The demand and cost of healthcare services continues to increase at a relentless pace. For many physicians and health systems, they are scrutinized by governing bodies, commercial payers, and “consumer-minded” patients to decrease the cost of care while maintaining its overall quality. Global healthcare costs account for roughly 10% of the global GDP and continue to increase in GDP spending at a more rapid rate compared to the growth of most economies.
The U.S. healthcare system has historically been the “bull in the china shop,” with health spending approaching an estimated 20% of GDP by 2027, according to Centers for Medicare & Medicaid Services (CMS).2 Geographic regions with aging and chronically ill populations exacerbate the disparity between patients with a high severity of illness that consume healthcare to patients who are paying for healthcare, perpetuating the draining of our health systems.

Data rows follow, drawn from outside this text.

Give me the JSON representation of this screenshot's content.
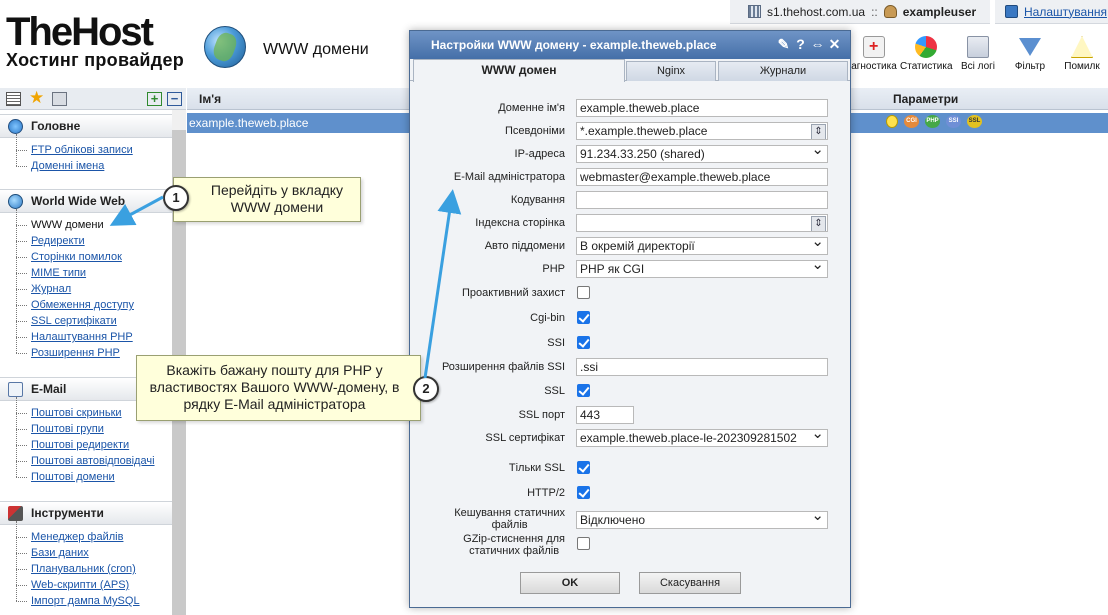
{
  "app": {
    "logo_main": "TheHost",
    "logo_sub": "Хостинг провайдер",
    "page_title": "WWW домени"
  },
  "topbar": {
    "server": "s1.thehost.com.ua",
    "separator": "::",
    "user": "exampleuser",
    "settings": "Налаштування"
  },
  "toolbar": {
    "items": [
      "агностика",
      "Статистика",
      "Всі логі",
      "Фільтр",
      "Помилк"
    ],
    "icons": [
      "diagnostics-icon",
      "statistics-icon",
      "logs-icon",
      "filter-icon",
      "help-icon"
    ]
  },
  "sidebar": {
    "sections": [
      {
        "title": "Головне",
        "items": [
          "FTP облікові записи",
          "Доменні імена"
        ]
      },
      {
        "title": "World Wide Web",
        "items": [
          "WWW домени",
          "Редиректи",
          "Сторінки помилок",
          "MIME типи",
          "Журнал",
          "Обмеження доступу",
          "SSL сертифікати",
          "Налаштування PHP",
          "Розширення PHP"
        ]
      },
      {
        "title": "E-Mail",
        "items": [
          "Поштові скриньки",
          "Поштові групи",
          "Поштові редиректи",
          "Поштові автовідповідачі",
          "Поштові домени"
        ]
      },
      {
        "title": "Інструменти",
        "items": [
          "Менеджер файлів",
          "Бази даних",
          "Планувальник (cron)",
          "Web-скрипти (APS)",
          "Імпорт дампа MySQL"
        ]
      }
    ]
  },
  "grid": {
    "col_name": "Ім'я",
    "col_params": "Параметри",
    "row_name": "example.theweb.place",
    "badges": [
      "CGI",
      "PHP",
      "SSI",
      "SSL"
    ]
  },
  "callouts": {
    "one": {
      "num": "1",
      "text": "Перейдіть у вкладку WWW домени"
    },
    "two": {
      "num": "2",
      "text": "Вкажіть бажану пошту для PHP у властивостях Вашого WWW-домену, в рядку E-Mail адміністратора"
    }
  },
  "dialog": {
    "title": "Настройки WWW домену - example.theweb.place",
    "tabs": [
      "WWW домен",
      "Nginx",
      "Журнали"
    ],
    "labels": {
      "domain": "Доменне ім'я",
      "aliases": "Псевдоніми",
      "ip": "IP-адреса",
      "email": "E-Mail адміністратора",
      "encoding": "Кодування",
      "index": "Індексна сторінка",
      "autosub": "Авто піддомени",
      "php": "PHP",
      "proactive": "Проактивний захист",
      "cgibin": "Cgi-bin",
      "ssi": "SSI",
      "ssi_ext": "Розширення файлів SSI",
      "ssl": "SSL",
      "ssl_port": "SSL порт",
      "ssl_cert": "SSL сертифікат",
      "ssl_only": "Тільки SSL",
      "http2": "HTTP/2",
      "cache_1": "Кешування статичних",
      "cache_2": "файлів",
      "gzip_1": "GZip-стиснення для",
      "gzip_2": "статичних файлів"
    },
    "values": {
      "domain": "example.theweb.place",
      "aliases": "*.example.theweb.place",
      "ip": "91.234.33.250 (shared)",
      "email": "webmaster@example.theweb.place",
      "encoding": "",
      "index": "",
      "autosub": "В окремій директорії",
      "php": "PHP як CGI",
      "ssi_ext": ".ssi",
      "ssl_port": "443",
      "ssl_cert": "example.theweb.place-le-202309281502",
      "cache": "Відключено"
    },
    "checks": {
      "proactive": false,
      "cgibin": true,
      "ssi": true,
      "ssl": true,
      "ssl_only": true,
      "http2": true,
      "gzip": false
    },
    "buttons": {
      "ok": "OK",
      "cancel": "Скасування"
    }
  }
}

A provider network of 2,000 physicians operating in multiple states in the western United States responded to the commercial and federal payer push to shift from fee-for-service plans to performance-based payment models that accentuate observance to outcomes, high-quality processes, and the overall patient experience.
Fee-for-service (also referred to as volume-based medicine) was the foremost inherent barrier to achieving cost containment. Integrating an immediate adoption of value-based payment models became the highest priority for the organization. Using a proprietary risk (severity of chronic illnesses) stratification model, the providers collaborated with payers leveraging beneficiary data to slowly force the payer’s agreement to a shared risk distribution reimbursement model.
This bodes well for the providers who are on the front lines of hyper-aware consumer-minded patients who were shopping plans and publicizing their dissatisfaction with volume-based reimbursement.
Year one was met with scrutiny from the plans who struggled to see the economic gain in the new shared-risk model. Years two and three were focused on the adoption of quality controls that enhanced the overall patient experience. The new provider-payer-patient contract focused on a payment model that forced care pathways and cost-conscious behaviors at all levels. These included, but were not limited to, prospective clinical reviews and reimbursement analysis to optimize access to care, authorizations and eligibility, care continuum support, and drug therapy costs.
With a proof of concept that met the fiscal, operational, and quality thesis, the providers looked to social determinants of health as the new wave of innovation to significantly reduce cost, improve outcomes, and avert acute clinical interventions. A shift to value-based medicine with integration of SDoH addressed the unmet needs of the local participating beneficiaries and strengthened the community ecosystem.
The societal impact of having a provider network and payer collaboration that was willing to finance and hedge the overall risk of a patient’s health outcomes spread like wildfire throughout the region. Overall enrollments tripled from years one to three and continue to grow. Noncommunicable chronic diseases, (such as COPD, cardiovascular disease, CAD, DM, hypertension), began to decrease as systemic lifestyle changes prevented acute adverse events related to each disease from occurring.
As costs continue to climb, aligning provider-payer incentives across a diverse dichotomy of beneficiaries will help achieve scale. This population health model is a hybrid of technology investments, ecosystem support, clinical competency, and patient-provider-payer stakeholder collaboration to reach the triple aim of patient experience, overall health, and controlling costs.